[[ Exercise inputs open ]]
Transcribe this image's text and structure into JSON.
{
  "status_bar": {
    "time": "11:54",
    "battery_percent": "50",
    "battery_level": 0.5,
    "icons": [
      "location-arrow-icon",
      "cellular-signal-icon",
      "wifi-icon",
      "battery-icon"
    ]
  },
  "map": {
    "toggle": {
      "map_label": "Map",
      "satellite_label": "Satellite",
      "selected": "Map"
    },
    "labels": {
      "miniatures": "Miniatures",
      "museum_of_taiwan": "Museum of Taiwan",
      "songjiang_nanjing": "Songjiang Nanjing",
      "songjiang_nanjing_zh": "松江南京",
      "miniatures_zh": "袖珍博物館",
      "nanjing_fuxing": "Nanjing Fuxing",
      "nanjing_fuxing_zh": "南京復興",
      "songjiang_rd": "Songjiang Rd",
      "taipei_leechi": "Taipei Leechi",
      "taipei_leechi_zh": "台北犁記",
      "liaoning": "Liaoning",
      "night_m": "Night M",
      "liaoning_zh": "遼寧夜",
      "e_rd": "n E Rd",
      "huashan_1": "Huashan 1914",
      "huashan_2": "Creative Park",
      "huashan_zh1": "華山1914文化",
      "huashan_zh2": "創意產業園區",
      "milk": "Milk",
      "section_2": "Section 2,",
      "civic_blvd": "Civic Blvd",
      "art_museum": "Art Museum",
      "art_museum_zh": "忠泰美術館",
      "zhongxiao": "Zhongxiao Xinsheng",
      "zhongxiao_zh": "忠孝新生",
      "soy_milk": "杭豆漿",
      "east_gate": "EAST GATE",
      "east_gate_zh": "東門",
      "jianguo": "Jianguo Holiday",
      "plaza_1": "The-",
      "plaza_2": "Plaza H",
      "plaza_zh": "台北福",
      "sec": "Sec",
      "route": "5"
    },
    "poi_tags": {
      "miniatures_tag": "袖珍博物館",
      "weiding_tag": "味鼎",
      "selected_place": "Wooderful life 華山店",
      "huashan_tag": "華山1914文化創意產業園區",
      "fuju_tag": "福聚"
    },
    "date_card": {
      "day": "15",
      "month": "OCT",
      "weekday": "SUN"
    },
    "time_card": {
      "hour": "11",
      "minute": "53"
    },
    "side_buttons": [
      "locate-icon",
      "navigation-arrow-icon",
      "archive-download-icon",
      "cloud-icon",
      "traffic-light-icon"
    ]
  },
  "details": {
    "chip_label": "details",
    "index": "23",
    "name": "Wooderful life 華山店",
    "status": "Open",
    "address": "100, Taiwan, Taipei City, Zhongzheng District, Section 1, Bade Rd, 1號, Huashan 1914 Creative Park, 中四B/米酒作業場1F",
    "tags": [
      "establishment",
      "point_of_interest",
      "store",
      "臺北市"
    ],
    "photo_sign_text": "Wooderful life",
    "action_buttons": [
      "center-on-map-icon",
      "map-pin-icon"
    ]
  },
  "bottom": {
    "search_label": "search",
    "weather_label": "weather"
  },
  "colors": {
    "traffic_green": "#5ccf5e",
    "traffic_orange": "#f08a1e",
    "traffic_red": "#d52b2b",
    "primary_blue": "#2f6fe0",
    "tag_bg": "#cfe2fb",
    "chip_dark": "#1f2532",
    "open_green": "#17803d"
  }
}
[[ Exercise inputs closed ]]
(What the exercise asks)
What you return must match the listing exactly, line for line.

(Answer box)
Transcribe this image's text and structure into JSON.
{
  "status_bar": {
    "time": "11:54",
    "battery_percent": "50",
    "battery_level": 0.5,
    "icons": [
      "location-arrow-icon",
      "cellular-signal-icon",
      "wifi-icon",
      "battery-icon"
    ]
  },
  "map": {
    "toggle": {
      "map_label": "Map",
      "satellite_label": "Satellite",
      "selected": "Map"
    },
    "labels": {
      "miniatures": "Miniatures",
      "museum_of_taiwan": "Museum of Taiwan",
      "songjiang_nanjing": "Songjiang Nanjing",
      "songjiang_nanjing_zh": "松江南京",
      "miniatures_zh": "袖珍博物館",
      "nanjing_fuxing": "Nanjing Fuxing",
      "nanjing_fuxing_zh": "南京復興",
      "songjiang_rd": "Songjiang Rd",
      "taipei_leechi": "Taipei Leechi",
      "taipei_leechi_zh": "台北犁記",
      "liaoning": "Liaoning",
      "night_m": "Night M",
      "liaoning_zh": "遼寧夜",
      "e_rd": "n E Rd",
      "huashan_1": "Huashan 1914",
      "huashan_2": "Creative Park",
      "huashan_zh1": "華山1914文化",
      "huashan_zh2": "創意產業園區",
      "milk": "Milk",
      "section_2": "Section 2,",
      "civic_blvd": "Civic Blvd",
      "art_museum": "Art Museum",
      "art_museum_zh": "忠泰美術館",
      "zhongxiao": "Zhongxiao Xinsheng",
      "zhongxiao_zh": "忠孝新生",
      "soy_milk": "杭豆漿",
      "east_gate": "EAST GATE",
      "east_gate_zh": "東門",
      "jianguo": "Jianguo Holiday",
      "plaza_1": "The-",
      "plaza_2": "Plaza H",
      "plaza_zh": "台北福",
      "sec": "Sec",
      "route": "5"
    },
    "poi_tags": {
      "miniatures_tag": "袖珍博物館",
      "weiding_tag": "味鼎",
      "selected_place": "Wooderful life 華山店",
      "huashan_tag": "華山1914文化創意產業園區",
      "fuju_tag": "福聚"
    },
    "date_card": {
      "day": "15",
      "month": "OCT",
      "weekday": "SUN"
    },
    "time_card": {
      "hour": "11",
      "minute": "53"
    },
    "side_buttons": [
      "locate-icon",
      "navigation-arrow-icon",
      "archive-download-icon",
      "cloud-icon",
      "traffic-light-icon"
    ]
  },
  "details": {
    "chip_label": "details",
    "index": "23",
    "name": "Wooderful life 華山店",
    "status": "Open",
    "address": "100, Taiwan, Taipei City, Zhongzheng District, Section 1, Bade Rd, 1號, Huashan 1914 Creative Park, 中四B/米酒作業場1F",
    "tags": [
      "establishment",
      "point_of_interest",
      "store",
      "臺北市"
    ],
    "photo_sign_text": "Wooderful life",
    "action_buttons": [
      "center-on-map-icon",
      "map-pin-icon"
    ]
  },
  "bottom": {
    "search_label": "search",
    "weather_label": "weather"
  },
  "colors": {
    "traffic_green": "#5ccf5e",
    "traffic_orange": "#f08a1e",
    "traffic_red": "#d52b2b",
    "primary_blue": "#2f6fe0",
    "tag_bg": "#cfe2fb",
    "chip_dark": "#1f2532",
    "open_green": "#17803d"
  }
}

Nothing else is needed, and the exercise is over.